ENTRIES PROVIDED
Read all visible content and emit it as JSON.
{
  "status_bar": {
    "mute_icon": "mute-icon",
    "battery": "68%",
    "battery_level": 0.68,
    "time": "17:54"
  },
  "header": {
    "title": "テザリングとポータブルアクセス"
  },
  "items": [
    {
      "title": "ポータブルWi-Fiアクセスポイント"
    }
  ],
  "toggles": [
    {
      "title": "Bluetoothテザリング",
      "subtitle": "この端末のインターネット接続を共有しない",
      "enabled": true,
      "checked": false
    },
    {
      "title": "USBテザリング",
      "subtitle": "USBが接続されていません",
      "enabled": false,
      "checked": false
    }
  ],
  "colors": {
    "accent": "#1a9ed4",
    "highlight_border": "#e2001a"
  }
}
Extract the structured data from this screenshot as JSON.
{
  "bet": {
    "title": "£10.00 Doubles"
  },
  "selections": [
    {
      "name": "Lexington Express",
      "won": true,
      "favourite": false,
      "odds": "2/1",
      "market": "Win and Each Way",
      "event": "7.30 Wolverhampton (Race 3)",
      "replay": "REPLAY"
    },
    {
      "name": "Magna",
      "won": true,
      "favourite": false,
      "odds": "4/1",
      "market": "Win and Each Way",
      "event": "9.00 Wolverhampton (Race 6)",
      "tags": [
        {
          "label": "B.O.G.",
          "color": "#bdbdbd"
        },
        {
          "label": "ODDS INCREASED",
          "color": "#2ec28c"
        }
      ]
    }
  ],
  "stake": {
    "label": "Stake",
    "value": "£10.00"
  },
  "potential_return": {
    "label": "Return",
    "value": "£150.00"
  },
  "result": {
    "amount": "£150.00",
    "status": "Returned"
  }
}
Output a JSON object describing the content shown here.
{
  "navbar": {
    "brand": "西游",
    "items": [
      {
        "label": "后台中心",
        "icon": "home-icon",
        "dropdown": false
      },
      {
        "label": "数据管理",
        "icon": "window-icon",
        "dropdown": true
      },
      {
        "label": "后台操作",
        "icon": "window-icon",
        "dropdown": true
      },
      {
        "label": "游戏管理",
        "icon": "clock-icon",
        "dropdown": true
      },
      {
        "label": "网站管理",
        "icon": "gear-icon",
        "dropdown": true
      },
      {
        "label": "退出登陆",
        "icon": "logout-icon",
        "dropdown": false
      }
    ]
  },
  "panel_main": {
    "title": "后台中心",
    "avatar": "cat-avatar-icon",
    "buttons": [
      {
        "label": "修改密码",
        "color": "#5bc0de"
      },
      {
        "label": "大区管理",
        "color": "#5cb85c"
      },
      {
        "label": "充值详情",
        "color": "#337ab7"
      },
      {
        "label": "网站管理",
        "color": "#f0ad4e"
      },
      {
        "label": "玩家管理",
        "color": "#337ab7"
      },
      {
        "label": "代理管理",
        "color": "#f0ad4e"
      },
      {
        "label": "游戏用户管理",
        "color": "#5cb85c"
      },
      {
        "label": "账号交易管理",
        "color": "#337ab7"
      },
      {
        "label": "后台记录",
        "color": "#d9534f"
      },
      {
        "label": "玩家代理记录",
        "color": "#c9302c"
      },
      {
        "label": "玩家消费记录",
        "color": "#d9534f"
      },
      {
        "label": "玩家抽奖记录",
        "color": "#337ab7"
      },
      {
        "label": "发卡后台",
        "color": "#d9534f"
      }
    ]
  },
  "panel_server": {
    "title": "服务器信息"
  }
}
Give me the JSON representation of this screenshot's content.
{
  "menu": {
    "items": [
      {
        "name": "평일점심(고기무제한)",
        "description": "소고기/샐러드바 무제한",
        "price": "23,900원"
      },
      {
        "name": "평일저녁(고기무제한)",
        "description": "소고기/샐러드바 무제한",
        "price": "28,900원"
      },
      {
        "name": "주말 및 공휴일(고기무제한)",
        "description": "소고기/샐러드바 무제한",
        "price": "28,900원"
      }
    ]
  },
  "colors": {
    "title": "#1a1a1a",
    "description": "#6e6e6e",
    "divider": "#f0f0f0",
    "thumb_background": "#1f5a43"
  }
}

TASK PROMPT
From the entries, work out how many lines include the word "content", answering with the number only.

YOUR SOLUTION
3